Below are records; copy every line in them that holds the word "goods".

:: DATA ::

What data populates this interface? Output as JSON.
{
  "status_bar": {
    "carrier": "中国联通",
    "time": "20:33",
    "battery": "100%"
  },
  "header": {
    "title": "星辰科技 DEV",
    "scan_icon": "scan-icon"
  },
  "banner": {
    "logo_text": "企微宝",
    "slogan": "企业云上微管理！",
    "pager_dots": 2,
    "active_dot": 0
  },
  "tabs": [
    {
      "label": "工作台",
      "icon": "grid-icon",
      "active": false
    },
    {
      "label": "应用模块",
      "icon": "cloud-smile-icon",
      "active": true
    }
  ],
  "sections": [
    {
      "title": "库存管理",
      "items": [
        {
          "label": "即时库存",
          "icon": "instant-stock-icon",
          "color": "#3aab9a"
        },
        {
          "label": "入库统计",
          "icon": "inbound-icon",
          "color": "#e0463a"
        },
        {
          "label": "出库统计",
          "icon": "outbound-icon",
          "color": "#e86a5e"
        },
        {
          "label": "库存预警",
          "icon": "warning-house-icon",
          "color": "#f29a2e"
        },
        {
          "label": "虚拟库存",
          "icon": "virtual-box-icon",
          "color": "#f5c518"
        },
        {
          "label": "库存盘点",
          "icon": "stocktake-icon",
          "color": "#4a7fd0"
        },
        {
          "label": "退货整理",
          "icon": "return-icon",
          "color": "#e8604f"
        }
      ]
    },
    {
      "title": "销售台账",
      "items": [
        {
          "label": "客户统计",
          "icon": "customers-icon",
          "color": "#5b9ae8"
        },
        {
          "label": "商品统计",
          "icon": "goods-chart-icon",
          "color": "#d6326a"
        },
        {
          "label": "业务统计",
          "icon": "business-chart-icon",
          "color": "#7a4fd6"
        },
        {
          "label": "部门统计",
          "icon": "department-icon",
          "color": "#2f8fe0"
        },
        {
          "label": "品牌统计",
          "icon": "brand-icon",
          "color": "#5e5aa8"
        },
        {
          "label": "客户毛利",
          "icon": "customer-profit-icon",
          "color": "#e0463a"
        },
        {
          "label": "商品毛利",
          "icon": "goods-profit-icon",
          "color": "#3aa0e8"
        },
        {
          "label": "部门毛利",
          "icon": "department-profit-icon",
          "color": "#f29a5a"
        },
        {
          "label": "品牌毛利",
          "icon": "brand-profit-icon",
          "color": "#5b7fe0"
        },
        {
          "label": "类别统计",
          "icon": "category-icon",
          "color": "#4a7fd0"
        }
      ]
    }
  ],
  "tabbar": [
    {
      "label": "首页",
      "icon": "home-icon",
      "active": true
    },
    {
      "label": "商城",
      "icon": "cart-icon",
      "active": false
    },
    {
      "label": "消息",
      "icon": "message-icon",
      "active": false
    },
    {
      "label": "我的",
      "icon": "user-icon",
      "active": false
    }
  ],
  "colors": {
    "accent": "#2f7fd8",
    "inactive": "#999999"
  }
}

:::

— RESULT FOR THIS TASK —
          "icon": "goods-chart-icon",
          "icon": "goods-profit-icon",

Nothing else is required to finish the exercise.